WHAT IS BEING ASKED | Every line below that holds the string "general" must be copied.

══ RECORDS SUPPLIED

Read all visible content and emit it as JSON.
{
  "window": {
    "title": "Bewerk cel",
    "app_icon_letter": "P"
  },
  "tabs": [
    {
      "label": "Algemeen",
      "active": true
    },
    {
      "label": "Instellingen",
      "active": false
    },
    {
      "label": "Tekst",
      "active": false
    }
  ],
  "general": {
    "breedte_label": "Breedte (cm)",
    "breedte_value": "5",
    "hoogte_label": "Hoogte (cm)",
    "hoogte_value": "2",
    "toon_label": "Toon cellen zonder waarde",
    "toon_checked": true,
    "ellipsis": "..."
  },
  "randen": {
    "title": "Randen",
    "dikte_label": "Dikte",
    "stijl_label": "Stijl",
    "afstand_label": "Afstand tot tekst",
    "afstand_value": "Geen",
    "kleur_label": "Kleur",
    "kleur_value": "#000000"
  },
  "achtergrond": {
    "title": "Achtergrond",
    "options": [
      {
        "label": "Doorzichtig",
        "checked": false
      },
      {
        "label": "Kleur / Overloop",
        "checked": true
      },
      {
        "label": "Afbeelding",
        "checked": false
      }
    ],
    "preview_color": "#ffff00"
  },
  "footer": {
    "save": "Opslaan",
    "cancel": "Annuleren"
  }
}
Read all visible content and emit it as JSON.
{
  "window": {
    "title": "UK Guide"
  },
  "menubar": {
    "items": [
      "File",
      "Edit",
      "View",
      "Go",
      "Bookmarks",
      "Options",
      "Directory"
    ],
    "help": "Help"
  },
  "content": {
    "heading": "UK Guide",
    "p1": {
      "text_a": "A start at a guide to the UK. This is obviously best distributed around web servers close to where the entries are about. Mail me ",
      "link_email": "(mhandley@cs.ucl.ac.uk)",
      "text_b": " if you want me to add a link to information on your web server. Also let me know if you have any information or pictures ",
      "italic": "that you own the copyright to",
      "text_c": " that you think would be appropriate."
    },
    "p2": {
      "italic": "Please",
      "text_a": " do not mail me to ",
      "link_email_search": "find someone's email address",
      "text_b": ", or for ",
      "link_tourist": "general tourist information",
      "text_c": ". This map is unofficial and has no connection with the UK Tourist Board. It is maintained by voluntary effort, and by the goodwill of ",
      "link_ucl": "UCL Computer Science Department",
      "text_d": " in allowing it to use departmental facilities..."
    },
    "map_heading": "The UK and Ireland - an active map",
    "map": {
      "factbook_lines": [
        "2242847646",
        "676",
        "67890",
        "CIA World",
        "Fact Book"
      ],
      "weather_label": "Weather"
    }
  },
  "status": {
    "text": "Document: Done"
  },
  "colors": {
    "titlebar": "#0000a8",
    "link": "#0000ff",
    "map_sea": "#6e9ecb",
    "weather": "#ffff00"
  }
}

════

ANSWER FOR THIS EXERCISE |
  "general": {
      "link_tourist": "general tourist information",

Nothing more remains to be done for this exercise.